▶ [Materials provided]

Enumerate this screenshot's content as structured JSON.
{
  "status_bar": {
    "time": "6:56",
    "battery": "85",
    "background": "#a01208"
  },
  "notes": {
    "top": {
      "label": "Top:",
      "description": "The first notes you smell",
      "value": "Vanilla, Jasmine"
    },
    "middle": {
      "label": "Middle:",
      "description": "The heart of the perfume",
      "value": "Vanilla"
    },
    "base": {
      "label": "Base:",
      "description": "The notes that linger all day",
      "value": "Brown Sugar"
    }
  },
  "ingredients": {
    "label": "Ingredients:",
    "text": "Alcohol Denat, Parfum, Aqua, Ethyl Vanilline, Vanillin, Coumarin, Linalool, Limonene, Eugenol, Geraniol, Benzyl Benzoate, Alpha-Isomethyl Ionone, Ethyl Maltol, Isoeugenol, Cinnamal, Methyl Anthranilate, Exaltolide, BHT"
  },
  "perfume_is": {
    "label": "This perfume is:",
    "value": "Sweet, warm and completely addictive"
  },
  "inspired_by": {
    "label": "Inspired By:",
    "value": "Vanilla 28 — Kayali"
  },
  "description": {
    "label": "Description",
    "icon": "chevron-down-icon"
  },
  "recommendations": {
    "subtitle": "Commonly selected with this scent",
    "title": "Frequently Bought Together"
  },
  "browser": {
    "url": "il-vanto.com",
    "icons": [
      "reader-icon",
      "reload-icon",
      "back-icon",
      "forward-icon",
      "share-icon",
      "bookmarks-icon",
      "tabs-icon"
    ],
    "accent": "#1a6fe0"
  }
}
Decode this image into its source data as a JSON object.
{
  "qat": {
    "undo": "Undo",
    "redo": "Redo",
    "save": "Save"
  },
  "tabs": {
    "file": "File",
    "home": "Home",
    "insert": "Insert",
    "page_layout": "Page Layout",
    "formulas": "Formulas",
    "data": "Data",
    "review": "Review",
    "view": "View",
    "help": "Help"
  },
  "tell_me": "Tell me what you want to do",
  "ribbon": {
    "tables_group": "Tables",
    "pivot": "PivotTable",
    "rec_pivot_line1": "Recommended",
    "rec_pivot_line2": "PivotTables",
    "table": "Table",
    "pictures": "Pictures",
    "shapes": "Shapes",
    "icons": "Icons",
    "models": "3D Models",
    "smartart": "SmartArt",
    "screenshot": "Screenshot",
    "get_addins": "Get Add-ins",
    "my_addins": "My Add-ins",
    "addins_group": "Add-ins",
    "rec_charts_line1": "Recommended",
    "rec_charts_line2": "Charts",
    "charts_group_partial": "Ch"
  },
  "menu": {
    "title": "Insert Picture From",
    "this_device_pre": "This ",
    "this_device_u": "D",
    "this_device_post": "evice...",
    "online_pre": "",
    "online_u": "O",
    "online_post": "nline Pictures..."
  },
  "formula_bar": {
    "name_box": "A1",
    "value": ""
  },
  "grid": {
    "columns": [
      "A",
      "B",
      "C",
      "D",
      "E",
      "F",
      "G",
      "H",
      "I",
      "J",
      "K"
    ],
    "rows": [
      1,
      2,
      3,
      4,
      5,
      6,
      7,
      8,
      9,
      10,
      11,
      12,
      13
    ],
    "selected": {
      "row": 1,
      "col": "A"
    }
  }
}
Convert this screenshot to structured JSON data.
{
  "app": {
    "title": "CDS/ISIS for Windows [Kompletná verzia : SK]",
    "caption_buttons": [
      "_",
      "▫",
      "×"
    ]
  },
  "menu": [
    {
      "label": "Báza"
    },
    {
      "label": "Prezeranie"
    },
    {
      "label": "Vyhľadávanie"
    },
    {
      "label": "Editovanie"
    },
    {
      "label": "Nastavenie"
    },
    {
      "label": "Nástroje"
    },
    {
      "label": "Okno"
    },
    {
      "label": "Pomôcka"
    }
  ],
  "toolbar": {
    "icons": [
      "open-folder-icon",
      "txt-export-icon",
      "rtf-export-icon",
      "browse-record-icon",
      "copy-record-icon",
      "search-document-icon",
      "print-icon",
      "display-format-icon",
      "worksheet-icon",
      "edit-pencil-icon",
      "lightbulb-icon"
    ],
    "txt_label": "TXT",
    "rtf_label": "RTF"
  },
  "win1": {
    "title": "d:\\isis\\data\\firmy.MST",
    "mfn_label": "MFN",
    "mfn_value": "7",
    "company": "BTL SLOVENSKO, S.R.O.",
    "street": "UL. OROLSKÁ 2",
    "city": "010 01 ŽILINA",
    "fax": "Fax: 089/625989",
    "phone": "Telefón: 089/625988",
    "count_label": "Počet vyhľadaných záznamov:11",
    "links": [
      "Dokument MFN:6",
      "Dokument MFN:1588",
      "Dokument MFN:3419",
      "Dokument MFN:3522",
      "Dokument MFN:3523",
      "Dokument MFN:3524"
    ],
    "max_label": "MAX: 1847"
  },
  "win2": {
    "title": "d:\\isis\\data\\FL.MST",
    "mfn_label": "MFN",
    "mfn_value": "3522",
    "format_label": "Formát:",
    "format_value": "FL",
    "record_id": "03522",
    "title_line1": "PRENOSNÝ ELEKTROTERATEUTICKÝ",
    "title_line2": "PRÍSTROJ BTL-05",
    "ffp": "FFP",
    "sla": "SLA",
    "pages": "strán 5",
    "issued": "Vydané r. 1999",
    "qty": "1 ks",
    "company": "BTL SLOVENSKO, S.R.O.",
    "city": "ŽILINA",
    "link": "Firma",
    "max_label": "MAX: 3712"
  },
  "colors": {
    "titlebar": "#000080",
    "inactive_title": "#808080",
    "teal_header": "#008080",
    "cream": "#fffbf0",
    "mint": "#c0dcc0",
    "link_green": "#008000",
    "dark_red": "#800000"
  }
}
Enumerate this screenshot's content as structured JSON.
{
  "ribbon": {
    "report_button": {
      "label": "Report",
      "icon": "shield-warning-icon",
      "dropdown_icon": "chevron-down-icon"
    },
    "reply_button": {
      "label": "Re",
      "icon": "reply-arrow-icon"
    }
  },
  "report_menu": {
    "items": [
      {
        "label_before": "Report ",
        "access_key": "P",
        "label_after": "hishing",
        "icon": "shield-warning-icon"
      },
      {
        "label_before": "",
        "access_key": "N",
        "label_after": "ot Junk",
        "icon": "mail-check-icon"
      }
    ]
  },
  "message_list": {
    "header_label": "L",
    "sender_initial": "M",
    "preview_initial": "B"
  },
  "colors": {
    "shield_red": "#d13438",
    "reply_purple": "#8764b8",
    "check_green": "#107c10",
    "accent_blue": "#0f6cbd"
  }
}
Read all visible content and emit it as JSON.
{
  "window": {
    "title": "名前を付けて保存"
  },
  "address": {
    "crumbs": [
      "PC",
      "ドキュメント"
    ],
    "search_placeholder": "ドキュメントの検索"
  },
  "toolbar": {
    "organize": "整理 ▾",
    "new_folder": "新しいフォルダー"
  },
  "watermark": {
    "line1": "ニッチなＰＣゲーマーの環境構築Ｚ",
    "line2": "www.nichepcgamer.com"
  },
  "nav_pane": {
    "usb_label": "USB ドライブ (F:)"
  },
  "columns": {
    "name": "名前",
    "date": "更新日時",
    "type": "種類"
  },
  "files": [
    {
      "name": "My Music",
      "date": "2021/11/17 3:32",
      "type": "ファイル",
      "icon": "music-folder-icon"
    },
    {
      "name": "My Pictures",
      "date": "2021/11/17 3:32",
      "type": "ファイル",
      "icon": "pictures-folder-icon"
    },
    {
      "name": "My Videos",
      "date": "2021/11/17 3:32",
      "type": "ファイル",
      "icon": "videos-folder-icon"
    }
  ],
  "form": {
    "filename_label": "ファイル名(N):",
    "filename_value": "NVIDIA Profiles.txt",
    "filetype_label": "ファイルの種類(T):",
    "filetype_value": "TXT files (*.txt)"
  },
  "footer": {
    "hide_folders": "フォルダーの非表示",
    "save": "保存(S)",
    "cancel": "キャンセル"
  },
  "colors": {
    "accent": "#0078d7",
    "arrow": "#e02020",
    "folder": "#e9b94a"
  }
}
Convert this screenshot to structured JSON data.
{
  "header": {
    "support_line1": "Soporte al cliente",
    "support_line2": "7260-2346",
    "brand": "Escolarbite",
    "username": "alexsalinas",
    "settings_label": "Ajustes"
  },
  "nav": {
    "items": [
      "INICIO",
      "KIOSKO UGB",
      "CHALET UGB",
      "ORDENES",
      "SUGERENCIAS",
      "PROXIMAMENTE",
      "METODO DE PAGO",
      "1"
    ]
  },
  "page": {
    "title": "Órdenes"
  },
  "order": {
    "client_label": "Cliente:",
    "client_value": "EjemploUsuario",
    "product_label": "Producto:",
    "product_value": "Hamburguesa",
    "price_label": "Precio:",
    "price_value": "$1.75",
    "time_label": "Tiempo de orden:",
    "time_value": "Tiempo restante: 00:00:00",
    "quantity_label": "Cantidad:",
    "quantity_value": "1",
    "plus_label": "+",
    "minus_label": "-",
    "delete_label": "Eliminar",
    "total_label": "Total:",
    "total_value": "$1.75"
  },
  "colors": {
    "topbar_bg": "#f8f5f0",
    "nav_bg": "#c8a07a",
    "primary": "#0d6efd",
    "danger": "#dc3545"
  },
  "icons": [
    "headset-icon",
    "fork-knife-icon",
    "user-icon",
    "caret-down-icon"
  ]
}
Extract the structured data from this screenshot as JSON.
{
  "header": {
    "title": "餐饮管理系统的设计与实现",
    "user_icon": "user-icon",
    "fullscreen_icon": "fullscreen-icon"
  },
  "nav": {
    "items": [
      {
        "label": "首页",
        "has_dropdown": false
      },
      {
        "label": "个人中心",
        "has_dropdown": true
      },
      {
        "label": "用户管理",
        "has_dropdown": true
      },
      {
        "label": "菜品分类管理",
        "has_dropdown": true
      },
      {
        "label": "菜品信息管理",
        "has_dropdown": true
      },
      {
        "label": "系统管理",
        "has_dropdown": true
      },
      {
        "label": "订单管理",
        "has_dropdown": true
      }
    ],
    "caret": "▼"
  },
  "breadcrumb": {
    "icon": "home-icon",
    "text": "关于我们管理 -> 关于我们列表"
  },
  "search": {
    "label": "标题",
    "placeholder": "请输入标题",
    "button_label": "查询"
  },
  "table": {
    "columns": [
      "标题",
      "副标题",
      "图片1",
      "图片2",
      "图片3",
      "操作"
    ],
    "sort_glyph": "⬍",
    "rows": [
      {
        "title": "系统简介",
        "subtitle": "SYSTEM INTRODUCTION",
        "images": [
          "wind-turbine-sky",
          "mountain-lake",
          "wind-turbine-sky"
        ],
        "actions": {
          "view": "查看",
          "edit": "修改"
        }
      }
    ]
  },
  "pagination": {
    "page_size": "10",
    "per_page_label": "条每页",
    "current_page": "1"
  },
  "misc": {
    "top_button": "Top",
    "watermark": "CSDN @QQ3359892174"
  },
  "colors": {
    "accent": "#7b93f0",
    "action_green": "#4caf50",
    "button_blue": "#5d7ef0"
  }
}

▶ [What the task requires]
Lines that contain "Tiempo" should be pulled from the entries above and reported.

▶ [Exercise result]
    "time_label": "Tiempo de orden:",
    "time_value": "Tiempo restante: 00:00:00",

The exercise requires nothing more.